TRY IT ->
Could every line of the data be copied out once more, exactly?
[Start of Attachment]
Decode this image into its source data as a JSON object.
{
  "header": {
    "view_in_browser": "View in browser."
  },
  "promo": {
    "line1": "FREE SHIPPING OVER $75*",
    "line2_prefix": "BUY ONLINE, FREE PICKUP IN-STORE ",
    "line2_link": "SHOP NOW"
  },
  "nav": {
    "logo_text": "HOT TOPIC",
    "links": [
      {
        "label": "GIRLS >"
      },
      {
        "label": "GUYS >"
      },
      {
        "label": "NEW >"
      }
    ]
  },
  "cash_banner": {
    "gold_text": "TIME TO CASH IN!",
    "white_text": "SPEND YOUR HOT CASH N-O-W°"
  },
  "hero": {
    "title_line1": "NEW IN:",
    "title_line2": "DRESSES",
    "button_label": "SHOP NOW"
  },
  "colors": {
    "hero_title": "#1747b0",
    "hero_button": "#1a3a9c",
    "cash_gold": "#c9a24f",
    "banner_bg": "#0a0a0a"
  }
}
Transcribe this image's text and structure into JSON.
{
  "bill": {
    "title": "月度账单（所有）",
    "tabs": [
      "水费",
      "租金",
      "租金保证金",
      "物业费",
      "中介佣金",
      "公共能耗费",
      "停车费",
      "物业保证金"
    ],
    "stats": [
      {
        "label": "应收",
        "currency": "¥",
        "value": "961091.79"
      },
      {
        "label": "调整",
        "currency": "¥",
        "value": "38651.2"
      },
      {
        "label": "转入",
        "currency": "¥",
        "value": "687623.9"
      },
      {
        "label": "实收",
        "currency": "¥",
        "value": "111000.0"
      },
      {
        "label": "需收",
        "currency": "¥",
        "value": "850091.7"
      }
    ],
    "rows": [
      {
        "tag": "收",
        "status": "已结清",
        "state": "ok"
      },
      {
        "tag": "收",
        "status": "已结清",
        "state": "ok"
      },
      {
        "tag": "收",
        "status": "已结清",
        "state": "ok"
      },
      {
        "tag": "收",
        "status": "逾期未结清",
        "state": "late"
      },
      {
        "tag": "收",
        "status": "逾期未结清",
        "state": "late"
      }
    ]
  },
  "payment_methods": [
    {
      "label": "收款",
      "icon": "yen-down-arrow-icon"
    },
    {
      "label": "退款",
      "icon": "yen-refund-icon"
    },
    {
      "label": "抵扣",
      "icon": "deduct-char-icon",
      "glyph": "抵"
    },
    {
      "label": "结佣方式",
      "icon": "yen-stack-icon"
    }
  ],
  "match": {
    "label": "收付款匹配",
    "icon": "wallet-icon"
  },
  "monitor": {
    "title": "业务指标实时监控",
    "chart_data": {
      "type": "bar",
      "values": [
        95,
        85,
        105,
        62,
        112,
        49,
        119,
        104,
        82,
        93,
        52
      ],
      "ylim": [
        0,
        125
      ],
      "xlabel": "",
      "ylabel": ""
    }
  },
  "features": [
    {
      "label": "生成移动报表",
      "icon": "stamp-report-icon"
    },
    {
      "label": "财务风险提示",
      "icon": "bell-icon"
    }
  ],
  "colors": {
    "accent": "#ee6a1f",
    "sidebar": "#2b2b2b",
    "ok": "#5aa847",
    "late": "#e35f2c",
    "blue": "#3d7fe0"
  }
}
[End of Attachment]
SOLVED EXERCISE ->
Decode this image into its source data as a JSON object.
{
  "header": {
    "view_in_browser": "View in browser."
  },
  "promo": {
    "line1": "FREE SHIPPING OVER $75*",
    "line2_prefix": "BUY ONLINE, FREE PICKUP IN-STORE ",
    "line2_link": "SHOP NOW"
  },
  "nav": {
    "logo_text": "HOT TOPIC",
    "links": [
      {
        "label": "GIRLS >"
      },
      {
        "label": "GUYS >"
      },
      {
        "label": "NEW >"
      }
    ]
  },
  "cash_banner": {
    "gold_text": "TIME TO CASH IN!",
    "white_text": "SPEND YOUR HOT CASH N-O-W°"
  },
  "hero": {
    "title_line1": "NEW IN:",
    "title_line2": "DRESSES",
    "button_label": "SHOP NOW"
  },
  "colors": {
    "hero_title": "#1747b0",
    "hero_button": "#1a3a9c",
    "cash_gold": "#c9a24f",
    "banner_bg": "#0a0a0a"
  }
}
Transcribe this image's text and structure into JSON.
{
  "bill": {
    "title": "月度账单（所有）",
    "tabs": [
      "水费",
      "租金",
      "租金保证金",
      "物业费",
      "中介佣金",
      "公共能耗费",
      "停车费",
      "物业保证金"
    ],
    "stats": [
      {
        "label": "应收",
        "currency": "¥",
        "value": "961091.79"
      },
      {
        "label": "调整",
        "currency": "¥",
        "value": "38651.2"
      },
      {
        "label": "转入",
        "currency": "¥",
        "value": "687623.9"
      },
      {
        "label": "实收",
        "currency": "¥",
        "value": "111000.0"
      },
      {
        "label": "需收",
        "currency": "¥",
        "value": "850091.7"
      }
    ],
    "rows": [
      {
        "tag": "收",
        "status": "已结清",
        "state": "ok"
      },
      {
        "tag": "收",
        "status": "已结清",
        "state": "ok"
      },
      {
        "tag": "收",
        "status": "已结清",
        "state": "ok"
      },
      {
        "tag": "收",
        "status": "逾期未结清",
        "state": "late"
      },
      {
        "tag": "收",
        "status": "逾期未结清",
        "state": "late"
      }
    ]
  },
  "payment_methods": [
    {
      "label": "收款",
      "icon": "yen-down-arrow-icon"
    },
    {
      "label": "退款",
      "icon": "yen-refund-icon"
    },
    {
      "label": "抵扣",
      "icon": "deduct-char-icon",
      "glyph": "抵"
    },
    {
      "label": "结佣方式",
      "icon": "yen-stack-icon"
    }
  ],
  "match": {
    "label": "收付款匹配",
    "icon": "wallet-icon"
  },
  "monitor": {
    "title": "业务指标实时监控",
    "chart_data": {
      "type": "bar",
      "values": [
        95,
        85,
        105,
        62,
        112,
        49,
        119,
        104,
        82,
        93,
        52
      ],
      "ylim": [
        0,
        125
      ],
      "xlabel": "",
      "ylabel": ""
    }
  },
  "features": [
    {
      "label": "生成移动报表",
      "icon": "stamp-report-icon"
    },
    {
      "label": "财务风险提示",
      "icon": "bell-icon"
    }
  ],
  "colors": {
    "accent": "#ee6a1f",
    "sidebar": "#2b2b2b",
    "ok": "#5aa847",
    "late": "#e35f2c",
    "blue": "#3d7fe0"
  }
}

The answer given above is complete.